“The opera ‘Simon Boccanegra’ is characterised by the presence of time layers,” says Schmidt. “This is quite clear from the prologue, about 20 years before the actual plot when Simon’s political success as new Doge of Genoa meets personal misfortune with the death of his lover and his daughter going missing.”
Likewise, the fate of the child will gradually become clear with time, like a puzzle. At the same time, uncertain political conditions are intertwined with personal relations and feelings, as “jealousy and hatred coming from the past destroy personal ties and lead to the catastrophe of Simon’s poisoning and death,” Schmidt observes.

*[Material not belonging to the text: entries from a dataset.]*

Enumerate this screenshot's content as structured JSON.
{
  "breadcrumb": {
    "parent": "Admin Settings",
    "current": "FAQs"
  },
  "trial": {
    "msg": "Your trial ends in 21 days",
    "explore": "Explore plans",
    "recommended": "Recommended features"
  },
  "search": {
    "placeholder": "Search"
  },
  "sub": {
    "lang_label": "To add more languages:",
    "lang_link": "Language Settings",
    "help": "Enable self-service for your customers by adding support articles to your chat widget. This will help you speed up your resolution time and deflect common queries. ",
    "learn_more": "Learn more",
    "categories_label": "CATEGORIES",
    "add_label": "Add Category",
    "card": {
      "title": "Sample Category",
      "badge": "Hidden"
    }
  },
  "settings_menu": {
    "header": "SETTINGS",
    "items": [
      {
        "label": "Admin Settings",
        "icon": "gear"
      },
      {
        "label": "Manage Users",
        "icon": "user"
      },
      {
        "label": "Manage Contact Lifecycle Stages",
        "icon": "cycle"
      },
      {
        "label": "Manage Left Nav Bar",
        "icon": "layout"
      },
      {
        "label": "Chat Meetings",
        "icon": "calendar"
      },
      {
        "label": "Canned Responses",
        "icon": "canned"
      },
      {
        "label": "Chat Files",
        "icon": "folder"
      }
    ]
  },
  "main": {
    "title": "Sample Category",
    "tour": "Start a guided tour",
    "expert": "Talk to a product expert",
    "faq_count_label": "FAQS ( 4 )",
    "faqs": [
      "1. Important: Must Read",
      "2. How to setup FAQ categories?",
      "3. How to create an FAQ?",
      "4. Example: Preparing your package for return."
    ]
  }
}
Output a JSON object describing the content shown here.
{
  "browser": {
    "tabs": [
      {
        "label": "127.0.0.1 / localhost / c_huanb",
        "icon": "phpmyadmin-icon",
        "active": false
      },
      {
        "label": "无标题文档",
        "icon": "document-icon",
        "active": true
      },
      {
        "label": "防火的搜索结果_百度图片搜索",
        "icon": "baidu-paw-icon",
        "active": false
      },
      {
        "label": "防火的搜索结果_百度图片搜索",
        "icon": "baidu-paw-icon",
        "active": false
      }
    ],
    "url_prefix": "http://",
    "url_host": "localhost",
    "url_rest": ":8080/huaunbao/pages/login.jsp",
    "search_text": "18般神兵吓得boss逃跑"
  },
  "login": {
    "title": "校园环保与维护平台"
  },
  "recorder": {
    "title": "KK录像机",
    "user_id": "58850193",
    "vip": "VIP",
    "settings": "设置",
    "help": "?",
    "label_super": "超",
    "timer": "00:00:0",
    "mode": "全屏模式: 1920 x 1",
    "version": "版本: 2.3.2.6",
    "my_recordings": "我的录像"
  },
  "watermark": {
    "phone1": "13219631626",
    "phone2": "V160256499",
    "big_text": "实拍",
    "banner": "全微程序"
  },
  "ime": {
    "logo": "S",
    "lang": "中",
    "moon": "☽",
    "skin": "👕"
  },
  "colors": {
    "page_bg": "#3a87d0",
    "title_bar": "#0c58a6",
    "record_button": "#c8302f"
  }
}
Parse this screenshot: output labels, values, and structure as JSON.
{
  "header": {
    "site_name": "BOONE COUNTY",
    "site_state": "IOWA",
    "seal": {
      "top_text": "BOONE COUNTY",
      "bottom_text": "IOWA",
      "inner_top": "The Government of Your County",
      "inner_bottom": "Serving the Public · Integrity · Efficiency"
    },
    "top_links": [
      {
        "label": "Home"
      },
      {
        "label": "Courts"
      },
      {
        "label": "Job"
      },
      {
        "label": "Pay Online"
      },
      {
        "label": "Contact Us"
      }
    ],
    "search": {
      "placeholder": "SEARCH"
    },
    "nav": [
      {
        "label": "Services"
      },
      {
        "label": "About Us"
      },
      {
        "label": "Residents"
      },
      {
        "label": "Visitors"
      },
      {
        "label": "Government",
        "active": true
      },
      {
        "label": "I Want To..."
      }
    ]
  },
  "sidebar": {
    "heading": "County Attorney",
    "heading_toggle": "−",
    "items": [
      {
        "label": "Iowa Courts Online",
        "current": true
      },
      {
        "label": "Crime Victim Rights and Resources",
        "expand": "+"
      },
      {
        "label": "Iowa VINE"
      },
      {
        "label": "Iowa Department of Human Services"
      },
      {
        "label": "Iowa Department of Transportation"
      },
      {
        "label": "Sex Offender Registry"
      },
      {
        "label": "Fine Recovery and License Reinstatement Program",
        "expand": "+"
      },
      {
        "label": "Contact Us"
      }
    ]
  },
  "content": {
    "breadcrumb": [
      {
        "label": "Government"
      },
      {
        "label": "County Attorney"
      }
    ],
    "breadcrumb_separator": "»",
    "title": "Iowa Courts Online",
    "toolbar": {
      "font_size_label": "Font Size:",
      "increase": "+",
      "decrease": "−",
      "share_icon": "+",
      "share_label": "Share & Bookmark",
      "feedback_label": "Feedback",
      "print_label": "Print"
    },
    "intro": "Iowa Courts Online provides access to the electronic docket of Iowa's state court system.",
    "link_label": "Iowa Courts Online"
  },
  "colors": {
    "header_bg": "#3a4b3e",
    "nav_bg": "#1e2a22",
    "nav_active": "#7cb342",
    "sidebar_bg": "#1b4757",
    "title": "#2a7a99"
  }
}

“The spatial setting in Simon Boccanegra is peculiar in that almost every scene takes place in or in front of quite similar palaces. Therefore, I invented a labyrinthic configuration of spaces, consisting of walls and nine identical, large double doors,” says Schmidt.
Because of their features, the doors can belong to both an interior and an exterior space, and the difference between indoor and outdoor situations is quite blurred. Doors and walls have the same paint finish, which intensifies the effect and “creates an unreal atmosphere very suitable for this musical ‘game of memories'”.
A variable space
Having arranged the sets on a revolving stage, it is possible to change the scene frequently. By adding wall-elements, the large seven-doors chamber quickly narrows down to the death chamber in the Fiesco Palace or Amelia’s monastery refuge. Likewise, by adding furniture and exchanging the regular doors for terrace glass doors, this suddenly appears as the council chamber or the private living area within the Doge’s Palace.
The boat “refers to Simon’s biographical origin as a former seafarer, and on the other hand, it marks the tragic loss and vain search for the child. In a surreal way, it lies aground inside the palace, whereby at the beginning and end of the opera it appears as a relict frame”.
Due to safety regulations, the choir could not perform on stage. Like the orchestra, it performed live from the nearby rehearsal room and was broadcast into the opera house.
“A group of extras plays the erratic element of the ‘people’ on stage. Since the choral singing originates off-stage, the scenery could also change within the large scenes,” Schmidt says. “Andreas Homoki used this very often to put the focus on the inner world of the title character.
A filmic experience
Because of the revolving stage transformations, “the perception is often that of a filmic cross-fade,” Schmidt says. “This produces a realistic narrative style that is very likely to counteract the static monumentality of Verdi’s opera”.
Simon Boccanegra is produced by Opernhaus Zürich and is currently broadcast on Arte.tv.